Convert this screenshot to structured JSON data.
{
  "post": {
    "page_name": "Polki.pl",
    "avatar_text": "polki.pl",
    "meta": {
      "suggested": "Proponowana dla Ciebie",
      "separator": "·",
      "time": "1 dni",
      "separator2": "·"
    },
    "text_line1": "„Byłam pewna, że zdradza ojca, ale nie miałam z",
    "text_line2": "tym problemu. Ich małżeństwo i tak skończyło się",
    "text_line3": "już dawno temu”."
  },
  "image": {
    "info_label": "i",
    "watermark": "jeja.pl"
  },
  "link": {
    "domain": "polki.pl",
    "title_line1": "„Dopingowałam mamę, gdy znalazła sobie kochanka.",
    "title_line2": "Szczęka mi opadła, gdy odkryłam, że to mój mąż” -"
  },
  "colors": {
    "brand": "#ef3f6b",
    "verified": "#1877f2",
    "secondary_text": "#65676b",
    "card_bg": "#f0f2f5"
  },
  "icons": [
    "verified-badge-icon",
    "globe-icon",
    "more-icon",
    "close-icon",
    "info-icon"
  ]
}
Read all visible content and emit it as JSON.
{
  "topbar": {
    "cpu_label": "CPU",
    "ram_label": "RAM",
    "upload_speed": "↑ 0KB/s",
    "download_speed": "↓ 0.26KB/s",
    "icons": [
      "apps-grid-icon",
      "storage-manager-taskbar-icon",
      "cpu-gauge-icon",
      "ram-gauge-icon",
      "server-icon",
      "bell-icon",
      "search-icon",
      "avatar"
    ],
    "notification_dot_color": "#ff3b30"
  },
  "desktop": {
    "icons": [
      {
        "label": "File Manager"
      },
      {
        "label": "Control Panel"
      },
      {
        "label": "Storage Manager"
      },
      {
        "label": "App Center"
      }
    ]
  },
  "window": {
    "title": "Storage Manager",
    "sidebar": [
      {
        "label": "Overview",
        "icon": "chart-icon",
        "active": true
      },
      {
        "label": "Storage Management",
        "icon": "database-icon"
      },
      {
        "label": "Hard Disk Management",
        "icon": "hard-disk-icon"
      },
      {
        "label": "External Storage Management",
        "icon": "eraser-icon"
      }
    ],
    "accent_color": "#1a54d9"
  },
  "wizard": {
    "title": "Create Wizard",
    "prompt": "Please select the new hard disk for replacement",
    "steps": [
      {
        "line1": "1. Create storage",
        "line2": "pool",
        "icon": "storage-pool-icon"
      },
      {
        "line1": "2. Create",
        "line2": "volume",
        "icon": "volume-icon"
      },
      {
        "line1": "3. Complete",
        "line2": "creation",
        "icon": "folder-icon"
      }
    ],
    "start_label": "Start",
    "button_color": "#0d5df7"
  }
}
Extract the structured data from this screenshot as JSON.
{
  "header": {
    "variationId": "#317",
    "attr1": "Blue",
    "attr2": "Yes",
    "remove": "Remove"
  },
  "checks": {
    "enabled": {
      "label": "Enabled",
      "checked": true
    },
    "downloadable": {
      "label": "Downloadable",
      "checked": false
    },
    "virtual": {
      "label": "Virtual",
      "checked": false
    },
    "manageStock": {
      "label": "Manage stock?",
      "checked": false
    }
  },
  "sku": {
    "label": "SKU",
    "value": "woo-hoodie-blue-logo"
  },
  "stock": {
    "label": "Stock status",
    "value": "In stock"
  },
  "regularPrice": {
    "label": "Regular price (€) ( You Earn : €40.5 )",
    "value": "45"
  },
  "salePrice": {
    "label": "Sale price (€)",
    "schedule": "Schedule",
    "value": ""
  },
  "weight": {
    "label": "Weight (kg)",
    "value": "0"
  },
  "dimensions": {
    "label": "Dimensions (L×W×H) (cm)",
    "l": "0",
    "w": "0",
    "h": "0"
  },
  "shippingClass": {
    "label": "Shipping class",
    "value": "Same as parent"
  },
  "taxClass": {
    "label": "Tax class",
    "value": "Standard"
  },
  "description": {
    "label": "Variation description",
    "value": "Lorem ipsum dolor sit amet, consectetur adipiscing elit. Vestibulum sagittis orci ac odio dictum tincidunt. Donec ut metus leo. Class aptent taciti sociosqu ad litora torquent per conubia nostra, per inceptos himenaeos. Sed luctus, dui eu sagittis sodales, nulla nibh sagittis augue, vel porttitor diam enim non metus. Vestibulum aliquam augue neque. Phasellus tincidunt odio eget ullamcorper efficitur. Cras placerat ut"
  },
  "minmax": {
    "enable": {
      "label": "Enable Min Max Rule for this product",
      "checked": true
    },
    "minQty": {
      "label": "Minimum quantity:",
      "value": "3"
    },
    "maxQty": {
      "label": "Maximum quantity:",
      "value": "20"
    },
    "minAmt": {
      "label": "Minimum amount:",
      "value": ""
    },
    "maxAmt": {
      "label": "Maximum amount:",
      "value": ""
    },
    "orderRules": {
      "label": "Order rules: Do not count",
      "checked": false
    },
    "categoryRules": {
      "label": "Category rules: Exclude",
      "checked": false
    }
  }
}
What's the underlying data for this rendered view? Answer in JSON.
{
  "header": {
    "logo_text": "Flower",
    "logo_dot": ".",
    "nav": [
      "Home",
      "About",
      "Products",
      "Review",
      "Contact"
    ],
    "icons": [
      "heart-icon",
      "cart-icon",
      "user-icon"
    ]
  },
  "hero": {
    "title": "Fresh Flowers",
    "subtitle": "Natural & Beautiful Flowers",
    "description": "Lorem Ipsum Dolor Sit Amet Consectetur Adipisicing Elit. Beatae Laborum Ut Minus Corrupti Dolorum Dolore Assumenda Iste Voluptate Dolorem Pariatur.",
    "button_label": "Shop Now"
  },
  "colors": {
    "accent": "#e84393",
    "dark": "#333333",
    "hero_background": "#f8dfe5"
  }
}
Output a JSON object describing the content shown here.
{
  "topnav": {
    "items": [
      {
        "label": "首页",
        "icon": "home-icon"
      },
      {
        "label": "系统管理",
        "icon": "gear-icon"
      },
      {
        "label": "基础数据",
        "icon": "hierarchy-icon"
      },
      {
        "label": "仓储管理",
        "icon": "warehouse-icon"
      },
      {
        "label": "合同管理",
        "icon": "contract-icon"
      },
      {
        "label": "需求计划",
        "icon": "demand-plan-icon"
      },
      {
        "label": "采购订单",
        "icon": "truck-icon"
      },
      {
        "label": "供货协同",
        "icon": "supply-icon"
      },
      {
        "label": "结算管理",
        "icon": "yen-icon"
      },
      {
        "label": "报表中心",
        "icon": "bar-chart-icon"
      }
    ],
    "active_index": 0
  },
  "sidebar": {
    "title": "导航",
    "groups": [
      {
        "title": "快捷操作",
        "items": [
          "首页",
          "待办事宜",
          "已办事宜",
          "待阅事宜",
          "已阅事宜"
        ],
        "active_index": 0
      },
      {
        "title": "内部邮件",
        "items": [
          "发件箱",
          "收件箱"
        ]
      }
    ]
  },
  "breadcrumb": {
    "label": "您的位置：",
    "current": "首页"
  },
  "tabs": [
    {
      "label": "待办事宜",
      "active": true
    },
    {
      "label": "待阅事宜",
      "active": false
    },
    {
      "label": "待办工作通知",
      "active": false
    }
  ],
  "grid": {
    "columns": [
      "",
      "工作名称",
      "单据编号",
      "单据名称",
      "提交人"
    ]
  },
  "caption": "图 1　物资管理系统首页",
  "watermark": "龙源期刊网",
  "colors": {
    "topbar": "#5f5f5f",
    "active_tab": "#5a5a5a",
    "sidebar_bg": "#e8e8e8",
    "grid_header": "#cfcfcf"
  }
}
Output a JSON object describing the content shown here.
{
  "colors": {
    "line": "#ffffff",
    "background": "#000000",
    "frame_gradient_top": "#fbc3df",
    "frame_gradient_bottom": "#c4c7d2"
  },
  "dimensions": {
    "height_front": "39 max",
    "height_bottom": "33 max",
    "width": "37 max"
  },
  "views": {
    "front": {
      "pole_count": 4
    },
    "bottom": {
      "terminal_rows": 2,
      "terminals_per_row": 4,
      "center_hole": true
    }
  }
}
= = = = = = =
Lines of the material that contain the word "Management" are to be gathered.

Output for this exercise:
        "label": "Storage Management",
        "label": "Hard Disk Management",
        "label": "External Storage Management",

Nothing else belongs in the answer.